▶ [Task to complete] What lines in the data hold the string "JPEG"? Show them.

::::

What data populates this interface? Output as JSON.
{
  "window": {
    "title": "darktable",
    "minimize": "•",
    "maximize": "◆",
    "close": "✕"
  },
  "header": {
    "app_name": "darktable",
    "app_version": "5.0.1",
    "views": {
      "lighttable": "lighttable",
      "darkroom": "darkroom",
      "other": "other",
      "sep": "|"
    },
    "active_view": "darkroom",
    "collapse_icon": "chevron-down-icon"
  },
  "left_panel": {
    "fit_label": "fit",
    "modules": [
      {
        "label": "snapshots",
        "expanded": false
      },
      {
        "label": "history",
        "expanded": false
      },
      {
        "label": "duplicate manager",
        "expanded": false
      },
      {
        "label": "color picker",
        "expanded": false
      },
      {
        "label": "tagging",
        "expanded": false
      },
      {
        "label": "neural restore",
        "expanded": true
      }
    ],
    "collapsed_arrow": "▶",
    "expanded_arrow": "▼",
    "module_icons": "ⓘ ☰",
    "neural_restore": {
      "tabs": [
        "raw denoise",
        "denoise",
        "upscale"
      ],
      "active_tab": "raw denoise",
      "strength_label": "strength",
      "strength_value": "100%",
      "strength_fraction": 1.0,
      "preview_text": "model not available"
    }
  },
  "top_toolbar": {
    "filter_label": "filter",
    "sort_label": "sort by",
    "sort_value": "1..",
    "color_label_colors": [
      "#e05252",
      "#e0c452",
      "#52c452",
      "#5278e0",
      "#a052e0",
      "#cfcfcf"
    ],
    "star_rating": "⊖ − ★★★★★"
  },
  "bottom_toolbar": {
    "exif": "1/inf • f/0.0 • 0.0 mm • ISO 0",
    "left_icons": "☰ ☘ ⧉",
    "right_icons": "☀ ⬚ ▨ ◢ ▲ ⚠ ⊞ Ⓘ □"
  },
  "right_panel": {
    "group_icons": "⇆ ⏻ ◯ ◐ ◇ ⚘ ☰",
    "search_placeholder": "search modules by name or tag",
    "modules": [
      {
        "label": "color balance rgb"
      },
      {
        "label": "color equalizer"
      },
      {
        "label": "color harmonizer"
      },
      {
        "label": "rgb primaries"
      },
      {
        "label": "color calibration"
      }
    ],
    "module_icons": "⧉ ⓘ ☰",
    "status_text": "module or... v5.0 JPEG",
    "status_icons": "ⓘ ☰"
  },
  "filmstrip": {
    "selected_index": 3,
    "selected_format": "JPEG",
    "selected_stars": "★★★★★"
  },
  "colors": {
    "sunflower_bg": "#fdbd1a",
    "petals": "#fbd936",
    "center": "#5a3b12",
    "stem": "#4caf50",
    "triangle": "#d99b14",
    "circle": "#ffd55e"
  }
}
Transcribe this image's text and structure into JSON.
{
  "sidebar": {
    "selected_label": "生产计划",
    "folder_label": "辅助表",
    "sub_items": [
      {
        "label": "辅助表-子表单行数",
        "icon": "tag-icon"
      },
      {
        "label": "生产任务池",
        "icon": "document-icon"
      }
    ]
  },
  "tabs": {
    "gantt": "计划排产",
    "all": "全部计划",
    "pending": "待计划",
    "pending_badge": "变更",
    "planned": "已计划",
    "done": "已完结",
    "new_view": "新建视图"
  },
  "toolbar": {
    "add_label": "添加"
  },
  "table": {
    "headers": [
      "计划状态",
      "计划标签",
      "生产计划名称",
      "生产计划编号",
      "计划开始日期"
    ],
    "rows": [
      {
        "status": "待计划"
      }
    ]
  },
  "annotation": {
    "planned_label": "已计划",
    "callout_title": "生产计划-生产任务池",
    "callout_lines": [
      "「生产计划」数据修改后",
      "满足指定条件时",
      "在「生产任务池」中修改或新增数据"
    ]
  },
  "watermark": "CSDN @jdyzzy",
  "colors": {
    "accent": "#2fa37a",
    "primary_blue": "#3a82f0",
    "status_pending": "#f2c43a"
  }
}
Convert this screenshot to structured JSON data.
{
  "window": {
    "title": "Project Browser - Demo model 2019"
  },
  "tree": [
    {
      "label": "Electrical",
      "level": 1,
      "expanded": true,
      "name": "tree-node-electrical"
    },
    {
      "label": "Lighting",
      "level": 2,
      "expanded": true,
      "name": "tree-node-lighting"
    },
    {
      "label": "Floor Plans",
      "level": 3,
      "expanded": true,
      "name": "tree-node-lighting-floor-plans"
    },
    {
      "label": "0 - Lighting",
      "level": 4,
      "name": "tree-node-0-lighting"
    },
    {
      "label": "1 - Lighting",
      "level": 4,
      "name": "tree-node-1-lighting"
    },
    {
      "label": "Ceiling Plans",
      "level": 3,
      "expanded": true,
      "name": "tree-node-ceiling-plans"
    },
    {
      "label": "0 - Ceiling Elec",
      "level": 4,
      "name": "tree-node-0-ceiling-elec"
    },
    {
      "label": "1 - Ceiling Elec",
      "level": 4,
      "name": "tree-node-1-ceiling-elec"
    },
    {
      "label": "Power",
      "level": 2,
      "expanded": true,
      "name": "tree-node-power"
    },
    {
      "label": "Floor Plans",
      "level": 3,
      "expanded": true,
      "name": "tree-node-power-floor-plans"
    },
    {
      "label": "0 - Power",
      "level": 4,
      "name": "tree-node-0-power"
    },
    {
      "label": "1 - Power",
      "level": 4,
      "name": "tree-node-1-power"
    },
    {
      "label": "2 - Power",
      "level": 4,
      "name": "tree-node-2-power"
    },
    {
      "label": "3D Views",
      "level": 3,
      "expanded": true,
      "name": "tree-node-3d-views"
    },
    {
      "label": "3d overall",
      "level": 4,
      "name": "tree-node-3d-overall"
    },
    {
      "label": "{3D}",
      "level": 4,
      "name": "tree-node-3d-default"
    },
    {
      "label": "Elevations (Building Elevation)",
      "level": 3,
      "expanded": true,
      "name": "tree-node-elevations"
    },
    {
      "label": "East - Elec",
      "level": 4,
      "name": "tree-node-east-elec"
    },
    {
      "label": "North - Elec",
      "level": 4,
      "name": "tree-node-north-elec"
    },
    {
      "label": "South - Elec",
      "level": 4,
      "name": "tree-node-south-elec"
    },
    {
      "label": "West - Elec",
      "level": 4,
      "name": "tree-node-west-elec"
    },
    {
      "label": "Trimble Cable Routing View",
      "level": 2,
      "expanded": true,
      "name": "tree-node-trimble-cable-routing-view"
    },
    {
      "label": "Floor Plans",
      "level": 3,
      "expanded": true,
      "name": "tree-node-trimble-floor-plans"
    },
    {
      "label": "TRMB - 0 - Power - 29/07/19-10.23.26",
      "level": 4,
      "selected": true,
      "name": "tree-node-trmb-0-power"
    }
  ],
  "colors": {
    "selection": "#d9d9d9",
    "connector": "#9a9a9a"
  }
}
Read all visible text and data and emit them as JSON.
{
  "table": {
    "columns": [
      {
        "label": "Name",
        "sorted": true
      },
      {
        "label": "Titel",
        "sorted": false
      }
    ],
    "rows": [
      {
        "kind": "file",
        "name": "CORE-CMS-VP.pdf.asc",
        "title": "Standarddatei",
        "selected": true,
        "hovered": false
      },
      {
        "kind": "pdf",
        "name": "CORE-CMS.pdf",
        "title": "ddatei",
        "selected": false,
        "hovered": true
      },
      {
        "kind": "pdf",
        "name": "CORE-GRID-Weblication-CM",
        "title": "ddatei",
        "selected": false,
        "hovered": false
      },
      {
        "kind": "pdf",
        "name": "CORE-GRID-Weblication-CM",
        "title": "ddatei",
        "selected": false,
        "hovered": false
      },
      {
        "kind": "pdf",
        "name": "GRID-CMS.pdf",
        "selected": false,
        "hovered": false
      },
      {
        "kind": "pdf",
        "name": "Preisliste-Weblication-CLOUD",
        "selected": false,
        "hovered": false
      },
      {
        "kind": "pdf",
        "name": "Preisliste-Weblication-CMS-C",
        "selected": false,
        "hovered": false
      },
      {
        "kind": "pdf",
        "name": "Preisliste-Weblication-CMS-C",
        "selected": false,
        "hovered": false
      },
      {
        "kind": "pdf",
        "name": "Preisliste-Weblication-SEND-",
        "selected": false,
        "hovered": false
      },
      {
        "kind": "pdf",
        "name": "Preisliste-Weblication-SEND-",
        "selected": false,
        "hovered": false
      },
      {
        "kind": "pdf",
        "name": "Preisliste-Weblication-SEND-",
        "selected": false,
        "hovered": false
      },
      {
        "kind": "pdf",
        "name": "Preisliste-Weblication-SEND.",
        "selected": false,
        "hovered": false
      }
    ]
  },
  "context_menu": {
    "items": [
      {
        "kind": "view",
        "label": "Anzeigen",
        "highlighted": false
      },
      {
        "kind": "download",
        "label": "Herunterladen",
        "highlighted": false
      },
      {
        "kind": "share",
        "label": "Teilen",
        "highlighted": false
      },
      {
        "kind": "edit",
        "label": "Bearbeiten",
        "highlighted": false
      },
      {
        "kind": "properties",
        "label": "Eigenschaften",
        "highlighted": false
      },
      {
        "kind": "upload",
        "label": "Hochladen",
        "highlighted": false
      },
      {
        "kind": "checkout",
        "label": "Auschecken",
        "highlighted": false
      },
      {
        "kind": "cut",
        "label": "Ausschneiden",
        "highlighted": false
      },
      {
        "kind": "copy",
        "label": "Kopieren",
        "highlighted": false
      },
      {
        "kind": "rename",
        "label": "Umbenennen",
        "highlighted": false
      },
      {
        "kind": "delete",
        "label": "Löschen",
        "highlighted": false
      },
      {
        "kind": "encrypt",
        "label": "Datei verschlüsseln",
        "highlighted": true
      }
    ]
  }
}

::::

▶ [Output of the exercise]
    "status_text": "module or... v5.0 JPEG",
    "selected_format": "JPEG",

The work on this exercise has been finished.